With a fire having destroyed two Okotoks homes early last week and having severely damaged another in High River on Sunday, the Okotoks Fire Department is hoping to spread some awareness to prevent further incidents.
Both fires were determined to have started outside, which makes sense given that Alberta's wildfire season starts in March.
Okotoks Fire Chief Trevor Brice says the melted snow doesn't provide as much moisture as you might think, and that prairie fields aren't the only areas in danger of catching fire.
"The grass is actually very dry, this is where we get a lot of wildland fires. What we suggest to people is to start that cleanup for spring. I'm not saying we're not going to get more snow, but certainly start that cleanup now, any leaves that are left, dry grass. In between your houses especially, make sure that's clean, don't store anything between houses."
With barbecues and fire pits always being popular fixtures in the summer months, he recommends checking both to make sure they're in working condition.

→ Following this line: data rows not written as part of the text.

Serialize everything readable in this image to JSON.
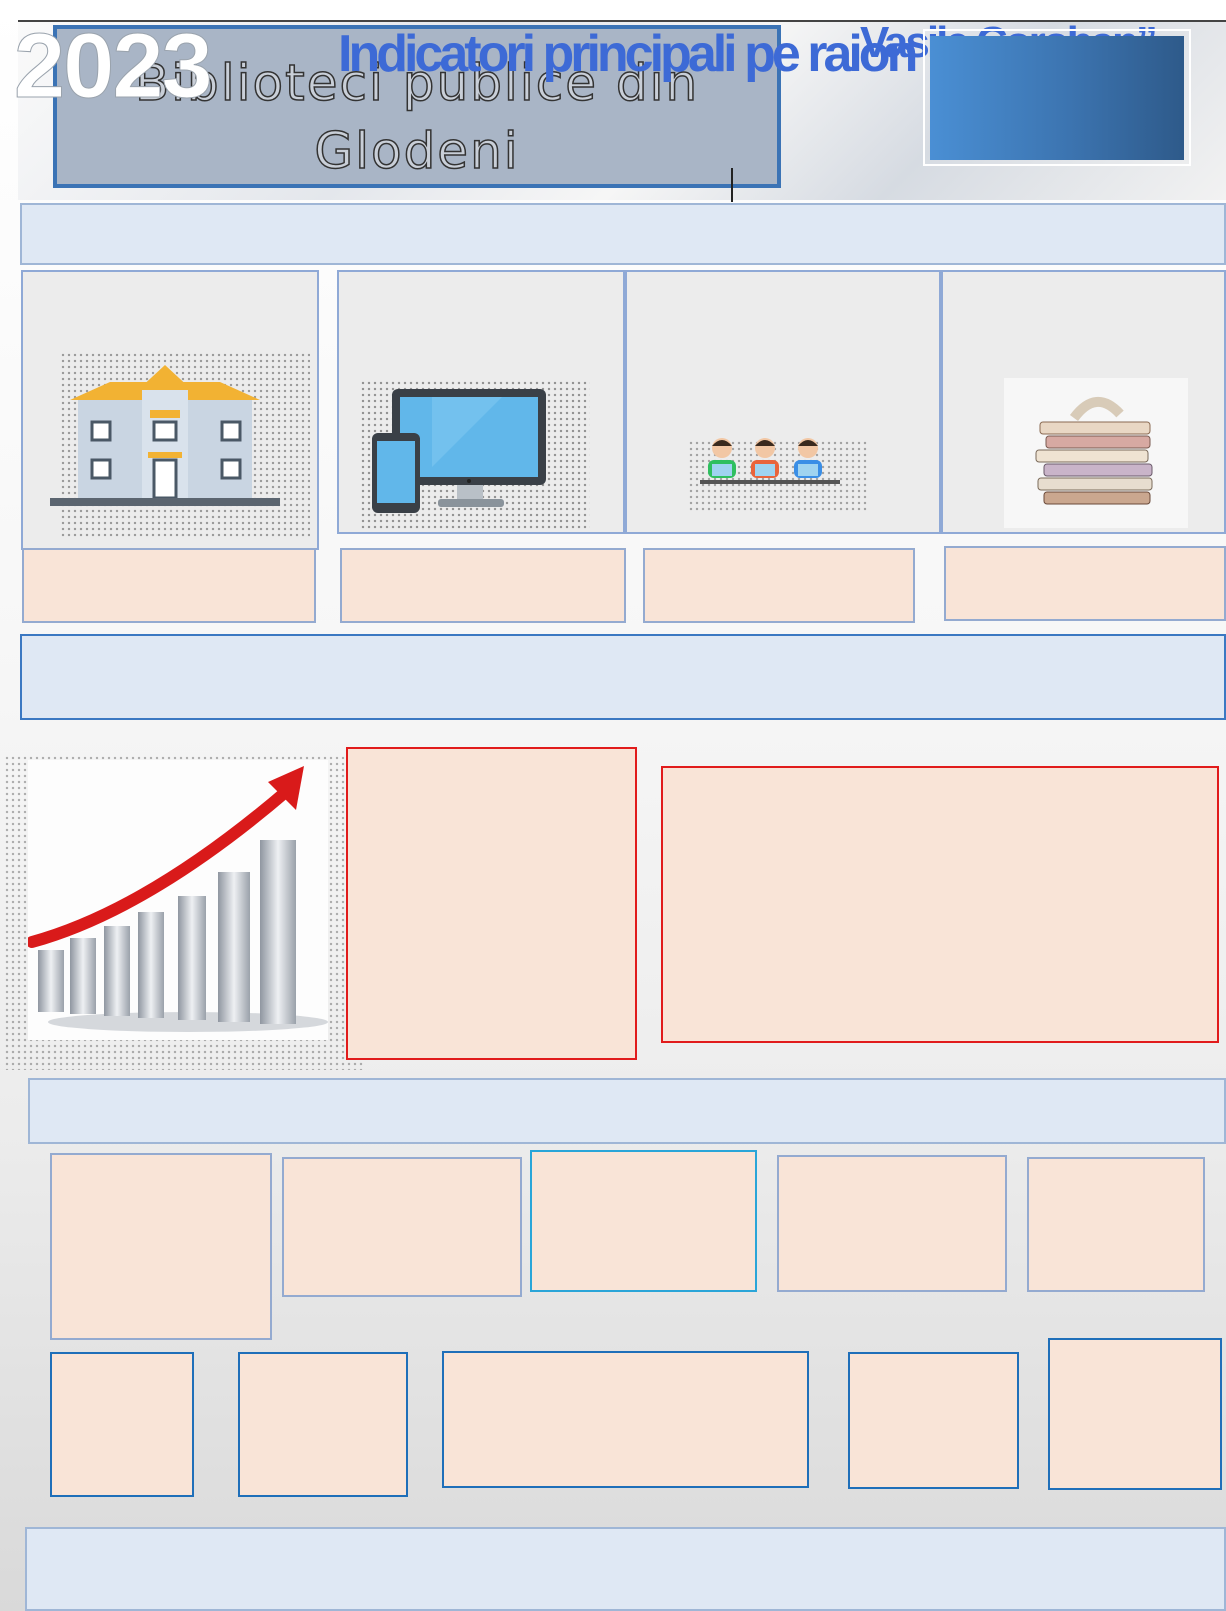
{
  "header": {
    "title": "Biblioteci publice din Glodeni",
    "year": "2023",
    "main_heading": "Indicatori principali pe raion",
    "quote_fragment": "Vasile Coroban”"
  },
  "colors": {
    "title_border": "#3b73b5",
    "panel_blue": "#3c74b0",
    "band_fill": "#dfe8f4",
    "card_fill": "#f9e4d7",
    "accent_red": "#e11b1b"
  },
  "icons": {
    "card1": "library-building-icon",
    "card2": "computer-devices-icon",
    "card3": "users-at-laptops-icon",
    "card4": "book-stack-icon",
    "growth": "growth-chart-arrow-icon"
  }
}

While residents are encouraged to smoke outside, Brice says smokers need to take care when extinguishing cigarettes.
"A lot of outdoor fires start from smoking, so while we recommend that people do smoke outdoors, we have to be cognizant that when we dispose of the butt end that we're doing it properly. What people don't realize is that plant pots have got quite a lot of organic material in them such as peat and moss, which are very combustible, so if we put a butt end out in that, very likely it'll start to smolder and start a fire."
He recommends getting a proper receptacle for cigarette butts, preferably metal, and using water to ensure they're fully extinguished.
Regarding the recent fire in Okotoks, Brice says it traveled to the second home so quickly that by the time crews arrived, their main focus was to avoid further spread, given how much the blaze had already enveloped the second home.
Luckily, crews kept the blaze under control, with a nearby house suffering damage to its plastic siding, exposing the wood underneath.
Brice says it's a testament to how Alberta's dry conditions and heavy wind can spark these fires and spread them long before anyone can respond.